PROBLEM DESCRIPTION –
The response should be a faithful copy of every record, with nothing left out.

-- THE DATA follows --

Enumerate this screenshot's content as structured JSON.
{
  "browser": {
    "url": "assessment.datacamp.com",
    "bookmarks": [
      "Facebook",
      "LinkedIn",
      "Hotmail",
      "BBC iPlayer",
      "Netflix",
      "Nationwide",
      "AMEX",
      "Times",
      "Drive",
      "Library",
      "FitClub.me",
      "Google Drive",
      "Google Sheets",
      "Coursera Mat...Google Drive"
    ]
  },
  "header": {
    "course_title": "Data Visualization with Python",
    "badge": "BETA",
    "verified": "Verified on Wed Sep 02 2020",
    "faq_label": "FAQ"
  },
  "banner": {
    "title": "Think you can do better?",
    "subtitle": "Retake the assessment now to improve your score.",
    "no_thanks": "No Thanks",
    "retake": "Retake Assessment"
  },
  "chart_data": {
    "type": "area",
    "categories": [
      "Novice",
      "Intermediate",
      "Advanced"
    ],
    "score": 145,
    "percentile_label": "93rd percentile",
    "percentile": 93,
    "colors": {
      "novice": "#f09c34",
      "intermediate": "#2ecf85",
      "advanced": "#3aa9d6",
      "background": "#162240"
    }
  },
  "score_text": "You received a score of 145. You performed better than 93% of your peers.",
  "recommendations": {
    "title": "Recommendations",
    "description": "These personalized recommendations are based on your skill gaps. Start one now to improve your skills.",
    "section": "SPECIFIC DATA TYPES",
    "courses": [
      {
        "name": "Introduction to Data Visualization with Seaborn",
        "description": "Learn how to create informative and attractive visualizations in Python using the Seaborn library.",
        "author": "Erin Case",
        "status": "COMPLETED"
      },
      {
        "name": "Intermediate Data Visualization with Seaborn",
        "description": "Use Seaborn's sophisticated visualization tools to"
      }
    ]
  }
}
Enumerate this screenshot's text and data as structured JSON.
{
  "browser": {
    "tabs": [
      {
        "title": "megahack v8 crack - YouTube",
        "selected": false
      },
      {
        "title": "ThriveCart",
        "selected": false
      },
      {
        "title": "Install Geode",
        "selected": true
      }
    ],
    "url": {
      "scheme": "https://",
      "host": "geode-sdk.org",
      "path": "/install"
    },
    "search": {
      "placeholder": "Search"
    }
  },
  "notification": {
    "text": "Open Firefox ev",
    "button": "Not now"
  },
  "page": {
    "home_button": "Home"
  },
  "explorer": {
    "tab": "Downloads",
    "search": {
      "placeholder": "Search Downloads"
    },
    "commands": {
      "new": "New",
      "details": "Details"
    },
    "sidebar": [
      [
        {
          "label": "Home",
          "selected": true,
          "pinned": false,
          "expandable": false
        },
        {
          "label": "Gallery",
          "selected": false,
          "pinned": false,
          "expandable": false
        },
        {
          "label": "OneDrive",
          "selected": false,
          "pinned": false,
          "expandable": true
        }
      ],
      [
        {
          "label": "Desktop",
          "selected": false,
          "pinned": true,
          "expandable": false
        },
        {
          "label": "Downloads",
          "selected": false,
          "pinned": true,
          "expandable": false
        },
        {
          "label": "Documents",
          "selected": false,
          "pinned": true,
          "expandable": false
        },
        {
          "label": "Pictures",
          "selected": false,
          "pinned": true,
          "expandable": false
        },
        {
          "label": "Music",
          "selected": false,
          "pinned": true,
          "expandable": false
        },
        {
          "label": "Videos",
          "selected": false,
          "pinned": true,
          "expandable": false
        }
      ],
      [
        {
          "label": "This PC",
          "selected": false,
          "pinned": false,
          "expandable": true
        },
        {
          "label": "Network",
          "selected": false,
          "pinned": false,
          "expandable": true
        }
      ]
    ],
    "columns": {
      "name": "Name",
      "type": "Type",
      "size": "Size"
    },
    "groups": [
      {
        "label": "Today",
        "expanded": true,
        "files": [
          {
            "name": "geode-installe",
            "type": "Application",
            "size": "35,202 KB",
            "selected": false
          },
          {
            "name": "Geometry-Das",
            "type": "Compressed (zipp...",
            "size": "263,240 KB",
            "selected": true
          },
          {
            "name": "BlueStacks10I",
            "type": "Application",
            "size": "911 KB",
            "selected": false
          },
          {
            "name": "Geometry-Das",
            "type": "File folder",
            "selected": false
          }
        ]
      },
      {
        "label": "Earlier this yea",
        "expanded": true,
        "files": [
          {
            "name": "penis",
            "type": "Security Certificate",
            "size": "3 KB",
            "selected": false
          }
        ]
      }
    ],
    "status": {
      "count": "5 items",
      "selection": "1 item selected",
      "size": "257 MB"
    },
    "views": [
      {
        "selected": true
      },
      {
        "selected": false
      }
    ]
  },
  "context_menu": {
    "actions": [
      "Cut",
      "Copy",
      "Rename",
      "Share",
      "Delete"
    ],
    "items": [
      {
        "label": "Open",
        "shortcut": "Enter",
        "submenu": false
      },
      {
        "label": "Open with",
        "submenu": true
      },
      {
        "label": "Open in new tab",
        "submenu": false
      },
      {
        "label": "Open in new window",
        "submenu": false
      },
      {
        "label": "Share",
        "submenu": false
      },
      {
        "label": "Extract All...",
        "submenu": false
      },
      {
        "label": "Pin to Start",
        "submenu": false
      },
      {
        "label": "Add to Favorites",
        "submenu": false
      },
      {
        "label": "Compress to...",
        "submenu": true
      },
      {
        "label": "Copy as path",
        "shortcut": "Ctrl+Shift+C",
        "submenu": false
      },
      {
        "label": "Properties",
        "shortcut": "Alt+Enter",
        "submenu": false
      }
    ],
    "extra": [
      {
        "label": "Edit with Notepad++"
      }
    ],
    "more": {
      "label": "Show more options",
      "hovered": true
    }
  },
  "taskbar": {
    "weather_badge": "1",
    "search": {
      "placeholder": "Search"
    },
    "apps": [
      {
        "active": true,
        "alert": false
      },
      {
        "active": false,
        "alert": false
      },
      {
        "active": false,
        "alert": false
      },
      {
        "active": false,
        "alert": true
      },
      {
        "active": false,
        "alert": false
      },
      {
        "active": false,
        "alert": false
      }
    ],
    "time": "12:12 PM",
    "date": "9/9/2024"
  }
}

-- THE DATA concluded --

RESPONSE TO THIS TASK –
Enumerate this screenshot's content as structured JSON.
{
  "browser": {
    "url": "assessment.datacamp.com",
    "bookmarks": [
      "Facebook",
      "LinkedIn",
      "Hotmail",
      "BBC iPlayer",
      "Netflix",
      "Nationwide",
      "AMEX",
      "Times",
      "Drive",
      "Library",
      "FitClub.me",
      "Google Drive",
      "Google Sheets",
      "Coursera Mat...Google Drive"
    ]
  },
  "header": {
    "course_title": "Data Visualization with Python",
    "badge": "BETA",
    "verified": "Verified on Wed Sep 02 2020",
    "faq_label": "FAQ"
  },
  "banner": {
    "title": "Think you can do better?",
    "subtitle": "Retake the assessment now to improve your score.",
    "no_thanks": "No Thanks",
    "retake": "Retake Assessment"
  },
  "chart_data": {
    "type": "area",
    "categories": [
      "Novice",
      "Intermediate",
      "Advanced"
    ],
    "score": 145,
    "percentile_label": "93rd percentile",
    "percentile": 93,
    "colors": {
      "novice": "#f09c34",
      "intermediate": "#2ecf85",
      "advanced": "#3aa9d6",
      "background": "#162240"
    }
  },
  "score_text": "You received a score of 145. You performed better than 93% of your peers.",
  "recommendations": {
    "title": "Recommendations",
    "description": "These personalized recommendations are based on your skill gaps. Start one now to improve your skills.",
    "section": "SPECIFIC DATA TYPES",
    "courses": [
      {
        "name": "Introduction to Data Visualization with Seaborn",
        "description": "Learn how to create informative and attractive visualizations in Python using the Seaborn library.",
        "author": "Erin Case",
        "status": "COMPLETED"
      },
      {
        "name": "Intermediate Data Visualization with Seaborn",
        "description": "Use Seaborn's sophisticated visualization tools to"
      }
    ]
  }
}
Enumerate this screenshot's text and data as structured JSON.
{
  "browser": {
    "tabs": [
      {
        "title": "megahack v8 crack - YouTube",
        "selected": false
      },
      {
        "title": "ThriveCart",
        "selected": false
      },
      {
        "title": "Install Geode",
        "selected": true
      }
    ],
    "url": {
      "scheme": "https://",
      "host": "geode-sdk.org",
      "path": "/install"
    },
    "search": {
      "placeholder": "Search"
    }
  },
  "notification": {
    "text": "Open Firefox ev",
    "button": "Not now"
  },
  "page": {
    "home_button": "Home"
  },
  "explorer": {
    "tab": "Downloads",
    "search": {
      "placeholder": "Search Downloads"
    },
    "commands": {
      "new": "New",
      "details": "Details"
    },
    "sidebar": [
      [
        {
          "label": "Home",
          "selected": true,
          "pinned": false,
          "expandable": false
        },
        {
          "label": "Gallery",
          "selected": false,
          "pinned": false,
          "expandable": false
        },
        {
          "label": "OneDrive",
          "selected": false,
          "pinned": false,
          "expandable": true
        }
      ],
      [
        {
          "label": "Desktop",
          "selected": false,
          "pinned": true,
          "expandable": false
        },
        {
          "label": "Downloads",
          "selected": false,
          "pinned": true,
          "expandable": false
        },
        {
          "label": "Documents",
          "selected": false,
          "pinned": true,
          "expandable": false
        },
        {
          "label": "Pictures",
          "selected": false,
          "pinned": true,
          "expandable": false
        },
        {
          "label": "Music",
          "selected": false,
          "pinned": true,
          "expandable": false
        },
        {
          "label": "Videos",
          "selected": false,
          "pinned": true,
          "expandable": false
        }
      ],
      [
        {
          "label": "This PC",
          "selected": false,
          "pinned": false,
          "expandable": true
        },
        {
          "label": "Network",
          "selected": false,
          "pinned": false,
          "expandable": true
        }
      ]
    ],
    "columns": {
      "name": "Name",
      "type": "Type",
      "size": "Size"
    },
    "groups": [
      {
        "label": "Today",
        "expanded": true,
        "files": [
          {
            "name": "geode-installe",
            "type": "Application",
            "size": "35,202 KB",
            "selected": false
          },
          {
            "name": "Geometry-Das",
            "type": "Compressed (zipp...",
            "size": "263,240 KB",
            "selected": true
          },
          {
            "name": "BlueStacks10I",
            "type": "Application",
            "size": "911 KB",
            "selected": false
          },
          {
            "name": "Geometry-Das",
            "type": "File folder",
            "selected": false
          }
        ]
      },
      {
        "label": "Earlier this yea",
        "expanded": true,
        "files": [
          {
            "name": "penis",
            "type": "Security Certificate",
            "size": "3 KB",
            "selected": false
          }
        ]
      }
    ],
    "status": {
      "count": "5 items",
      "selection": "1 item selected",
      "size": "257 MB"
    },
    "views": [
      {
        "selected": true
      },
      {
        "selected": false
      }
    ]
  },
  "context_menu": {
    "actions": [
      "Cut",
      "Copy",
      "Rename",
      "Share",
      "Delete"
    ],
    "items": [
      {
        "label": "Open",
        "shortcut": "Enter",
        "submenu": false
      },
      {
        "label": "Open with",
        "submenu": true
      },
      {
        "label": "Open in new tab",
        "submenu": false
      },
      {
        "label": "Open in new window",
        "submenu": false
      },
      {
        "label": "Share",
        "submenu": false
      },
      {
        "label": "Extract All...",
        "submenu": false
      },
      {
        "label": "Pin to Start",
        "submenu": false
      },
      {
        "label": "Add to Favorites",
        "submenu": false
      },
      {
        "label": "Compress to...",
        "submenu": true
      },
      {
        "label": "Copy as path",
        "shortcut": "Ctrl+Shift+C",
        "submenu": false
      },
      {
        "label": "Properties",
        "shortcut": "Alt+Enter",
        "submenu": false
      }
    ],
    "extra": [
      {
        "label": "Edit with Notepad++"
      }
    ],
    "more": {
      "label": "Show more options",
      "hovered": true
    }
  },
  "taskbar": {
    "weather_badge": "1",
    "search": {
      "placeholder": "Search"
    },
    "apps": [
      {
        "active": true,
        "alert": false
      },
      {
        "active": false,
        "alert": false
      },
      {
        "active": false,
        "alert": false
      },
      {
        "active": false,
        "alert": true
      },
      {
        "active": false,
        "alert": false
      },
      {
        "active": false,
        "alert": false
      }
    ],
    "time": "12:12 PM",
    "date": "9/9/2024"
  }
}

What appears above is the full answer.